>>
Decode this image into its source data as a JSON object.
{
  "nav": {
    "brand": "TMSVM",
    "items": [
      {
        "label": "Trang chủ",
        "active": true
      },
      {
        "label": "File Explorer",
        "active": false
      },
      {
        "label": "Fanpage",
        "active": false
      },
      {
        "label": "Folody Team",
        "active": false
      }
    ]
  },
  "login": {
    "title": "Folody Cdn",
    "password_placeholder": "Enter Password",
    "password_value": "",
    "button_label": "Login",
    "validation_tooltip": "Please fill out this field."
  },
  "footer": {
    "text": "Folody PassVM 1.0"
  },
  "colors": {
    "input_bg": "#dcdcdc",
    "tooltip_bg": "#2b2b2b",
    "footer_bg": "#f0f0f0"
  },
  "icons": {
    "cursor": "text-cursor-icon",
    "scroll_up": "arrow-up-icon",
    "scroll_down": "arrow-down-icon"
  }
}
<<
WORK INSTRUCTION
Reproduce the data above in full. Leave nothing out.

EXERCISE RESULT
Decode this image into its source data as a JSON object.
{
  "nav": {
    "brand": "TMSVM",
    "items": [
      {
        "label": "Trang chủ",
        "active": true
      },
      {
        "label": "File Explorer",
        "active": false
      },
      {
        "label": "Fanpage",
        "active": false
      },
      {
        "label": "Folody Team",
        "active": false
      }
    ]
  },
  "login": {
    "title": "Folody Cdn",
    "password_placeholder": "Enter Password",
    "password_value": "",
    "button_label": "Login",
    "validation_tooltip": "Please fill out this field."
  },
  "footer": {
    "text": "Folody PassVM 1.0"
  },
  "colors": {
    "input_bg": "#dcdcdc",
    "tooltip_bg": "#2b2b2b",
    "footer_bg": "#f0f0f0"
  },
  "icons": {
    "cursor": "text-cursor-icon",
    "scroll_up": "arrow-up-icon",
    "scroll_down": "arrow-down-icon"
  }
}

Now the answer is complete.